▸ WORK ITEM
Each line of the entries below that includes "likes" belongs in your answer.

▸ PROVIDED RECORDS
*** Block opens ***

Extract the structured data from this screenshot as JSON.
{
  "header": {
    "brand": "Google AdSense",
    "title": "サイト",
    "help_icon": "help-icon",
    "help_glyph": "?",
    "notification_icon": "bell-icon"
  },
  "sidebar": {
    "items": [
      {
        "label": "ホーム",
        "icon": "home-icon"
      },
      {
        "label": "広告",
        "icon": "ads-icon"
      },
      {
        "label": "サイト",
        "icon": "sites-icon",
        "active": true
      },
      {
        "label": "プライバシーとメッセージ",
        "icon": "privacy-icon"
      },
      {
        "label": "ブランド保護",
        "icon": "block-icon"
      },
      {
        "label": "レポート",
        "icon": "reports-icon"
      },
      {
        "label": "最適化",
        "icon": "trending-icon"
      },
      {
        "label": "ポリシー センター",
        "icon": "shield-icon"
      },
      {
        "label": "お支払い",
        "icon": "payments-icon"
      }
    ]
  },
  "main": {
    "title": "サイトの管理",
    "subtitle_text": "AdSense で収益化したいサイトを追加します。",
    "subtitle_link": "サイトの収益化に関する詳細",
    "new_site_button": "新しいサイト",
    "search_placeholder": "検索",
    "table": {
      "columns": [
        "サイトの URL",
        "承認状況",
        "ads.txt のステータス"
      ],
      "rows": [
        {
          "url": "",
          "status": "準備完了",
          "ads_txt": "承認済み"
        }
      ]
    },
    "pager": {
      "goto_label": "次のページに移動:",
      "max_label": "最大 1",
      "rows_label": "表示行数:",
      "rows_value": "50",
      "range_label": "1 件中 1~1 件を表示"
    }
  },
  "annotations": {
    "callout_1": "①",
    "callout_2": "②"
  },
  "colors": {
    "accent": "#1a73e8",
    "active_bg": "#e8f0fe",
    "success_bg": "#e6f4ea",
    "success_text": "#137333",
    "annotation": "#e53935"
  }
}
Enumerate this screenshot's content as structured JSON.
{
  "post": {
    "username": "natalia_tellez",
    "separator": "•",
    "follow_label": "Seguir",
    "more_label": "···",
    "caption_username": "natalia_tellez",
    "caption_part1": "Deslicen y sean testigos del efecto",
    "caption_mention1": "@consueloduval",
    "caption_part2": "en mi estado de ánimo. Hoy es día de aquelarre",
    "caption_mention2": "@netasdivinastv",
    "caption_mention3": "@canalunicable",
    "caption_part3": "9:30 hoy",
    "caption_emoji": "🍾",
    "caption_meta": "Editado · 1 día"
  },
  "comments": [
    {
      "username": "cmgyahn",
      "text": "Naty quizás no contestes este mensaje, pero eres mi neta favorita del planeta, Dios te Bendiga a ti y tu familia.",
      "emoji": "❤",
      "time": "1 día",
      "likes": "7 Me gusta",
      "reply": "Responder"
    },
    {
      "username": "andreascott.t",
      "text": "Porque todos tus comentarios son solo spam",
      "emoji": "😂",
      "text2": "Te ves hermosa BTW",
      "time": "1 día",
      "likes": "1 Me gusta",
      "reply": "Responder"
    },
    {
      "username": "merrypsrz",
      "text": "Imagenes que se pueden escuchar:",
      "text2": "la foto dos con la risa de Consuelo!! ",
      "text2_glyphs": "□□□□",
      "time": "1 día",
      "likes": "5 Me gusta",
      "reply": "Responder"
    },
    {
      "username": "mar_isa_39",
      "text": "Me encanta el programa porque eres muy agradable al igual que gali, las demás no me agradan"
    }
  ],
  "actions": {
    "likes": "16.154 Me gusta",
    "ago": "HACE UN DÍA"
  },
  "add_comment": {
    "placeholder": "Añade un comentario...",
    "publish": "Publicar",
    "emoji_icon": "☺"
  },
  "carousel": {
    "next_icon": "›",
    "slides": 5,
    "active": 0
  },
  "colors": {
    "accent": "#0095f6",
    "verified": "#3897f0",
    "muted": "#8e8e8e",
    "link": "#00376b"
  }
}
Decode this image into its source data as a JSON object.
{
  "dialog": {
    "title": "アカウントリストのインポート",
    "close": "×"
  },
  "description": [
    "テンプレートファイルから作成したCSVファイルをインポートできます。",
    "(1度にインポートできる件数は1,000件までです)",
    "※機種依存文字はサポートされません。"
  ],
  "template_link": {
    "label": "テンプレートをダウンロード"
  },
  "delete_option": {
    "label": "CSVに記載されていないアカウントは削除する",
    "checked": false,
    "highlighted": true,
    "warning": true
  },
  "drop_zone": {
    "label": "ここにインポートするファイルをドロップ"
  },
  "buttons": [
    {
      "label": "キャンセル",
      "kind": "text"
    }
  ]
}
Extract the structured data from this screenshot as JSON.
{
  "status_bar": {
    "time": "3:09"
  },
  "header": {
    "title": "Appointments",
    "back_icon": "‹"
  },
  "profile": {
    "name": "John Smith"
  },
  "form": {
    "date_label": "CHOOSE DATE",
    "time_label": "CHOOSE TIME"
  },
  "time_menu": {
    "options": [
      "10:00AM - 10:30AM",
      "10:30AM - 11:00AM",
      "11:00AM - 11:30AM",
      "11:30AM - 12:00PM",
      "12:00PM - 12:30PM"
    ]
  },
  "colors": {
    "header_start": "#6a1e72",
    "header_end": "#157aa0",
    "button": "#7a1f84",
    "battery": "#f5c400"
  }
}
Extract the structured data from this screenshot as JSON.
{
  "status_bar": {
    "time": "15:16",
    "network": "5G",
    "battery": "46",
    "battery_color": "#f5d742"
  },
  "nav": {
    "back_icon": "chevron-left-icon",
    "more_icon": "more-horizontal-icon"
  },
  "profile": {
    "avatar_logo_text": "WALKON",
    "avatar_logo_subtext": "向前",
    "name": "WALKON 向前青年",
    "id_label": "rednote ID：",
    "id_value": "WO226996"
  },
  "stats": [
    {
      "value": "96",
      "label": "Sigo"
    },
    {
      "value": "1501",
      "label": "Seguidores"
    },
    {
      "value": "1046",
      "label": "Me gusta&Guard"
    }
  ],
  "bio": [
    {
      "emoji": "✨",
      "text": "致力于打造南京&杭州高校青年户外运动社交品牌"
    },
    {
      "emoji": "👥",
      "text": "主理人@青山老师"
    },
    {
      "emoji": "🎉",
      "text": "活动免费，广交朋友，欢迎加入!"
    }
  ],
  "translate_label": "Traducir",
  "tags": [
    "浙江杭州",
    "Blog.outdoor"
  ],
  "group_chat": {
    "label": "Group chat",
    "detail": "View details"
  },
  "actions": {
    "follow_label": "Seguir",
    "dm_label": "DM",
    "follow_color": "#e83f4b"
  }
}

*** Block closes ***

▸ EXERCISE RESPONSE
      "likes": "7 Me gusta",
      "likes": "1 Me gusta",
      "likes": "5 Me gusta",
    "likes": "16.154 Me gusta",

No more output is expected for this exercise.